Brendan Camp, B.S.

Graduate Researcher

Brendan Camp, B.S. Second-Year MPH Candidate Expected Graduation Date: May 2018 Brendan_Camp@baylor.edu

Brendan Camp, B.S.

Second-Year MPH Candidate

Expected Graduation Date: May 2018

Brendan_Camp@baylor.edu

Brendan Camp, a Master’s of Public Health candidate, serves as a graduate research assistant in our laboratory. After graduating from Baylor University in 2016 with his B.S. in Biology, Brendan chose to pursue an education in which he could utilize his background in biological sciences, while incorporating public health and research.

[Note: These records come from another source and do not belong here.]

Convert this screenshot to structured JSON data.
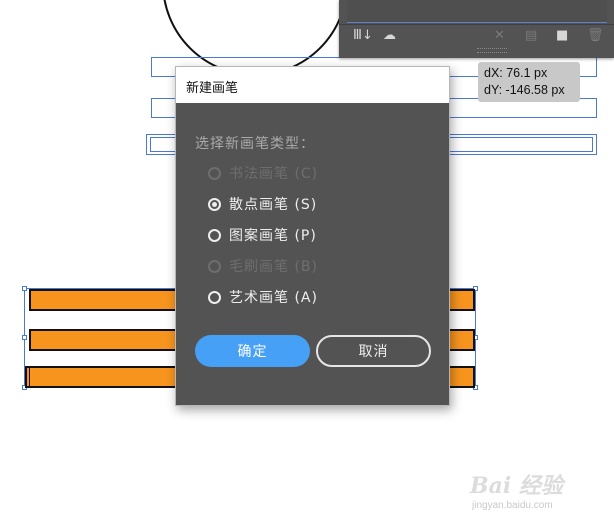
{
  "dialog": {
    "title": "新建画笔",
    "prompt": "选择新画笔类型：",
    "options": [
      {
        "label": "书法画笔 (C)",
        "enabled": false,
        "selected": false
      },
      {
        "label": "散点画笔 (S)",
        "enabled": true,
        "selected": true
      },
      {
        "label": "图案画笔 (P)",
        "enabled": true,
        "selected": false
      },
      {
        "label": "毛刷画笔 (B)",
        "enabled": false,
        "selected": false
      },
      {
        "label": "艺术画笔 (A)",
        "enabled": true,
        "selected": false
      }
    ],
    "ok_label": "确定",
    "cancel_label": "取消"
  },
  "tooltip": {
    "dx": "dX: 76.1 px",
    "dy": "dY: -146.58 px"
  },
  "panel": {
    "buttons": [
      "brush-libraries-icon",
      "libraries-icon",
      "remove-stroke-icon",
      "options-icon",
      "new-brush-icon",
      "delete-brush-icon"
    ]
  },
  "watermark": {
    "brand": "Bai 经验",
    "url": "jingyan.baidu.com"
  },
  "colors": {
    "stroke_fill": "#f7941e",
    "dialog_bg": "#535353",
    "ok_button": "#46a0f5",
    "selection_guide": "#4a78d8"
  }
}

He takes a special interest in the environment and its correlation to a variety of pulmonary diseases. His interest in environmental exposures pertaining to the lung originates from growing up in Butler, Pennsylvania, a predominately blue-collar area where the top employer is a steel factory whose employees are exposed to a multitude of aerosolized particulate matter. Exposure to such matter can have detrimental health effects on the human body, specifically the pulmonary system. To bridge the gap between toxicology and public health, Brendan is using cell culture, microscopy, and proliferation assays to identify the cellular response of respiratory epithelial cells to traffic-related particulate matter (i.e. diesel particulate matter).

As a research assistant, Brendan is working on additional projects with other team members, assisting them with cell culture and cell characterization. He is scheduled to present at the Inhaled Particles XII Conference in Glasgow, Scotland next month (September 2017).

Brendan is expected to graduate in May 2018 with his Master of Public Health (MPH) from Baylor University. He plans to continue his education by attending medical school and hopes to practice medicine in a poor, marginalized community. 

Memberships

  • Member of the Baylor University Graduate Student Association (GSA)

Presentations

  • (Upcoming) Inhaled particles XII. "Comparing the Baseline Morphology, Gene, and Protein Expressions of Two Immortalized and Two Cancer-Derived Lung Cell Lines”. Glasgow, Scotland (Sept 2017)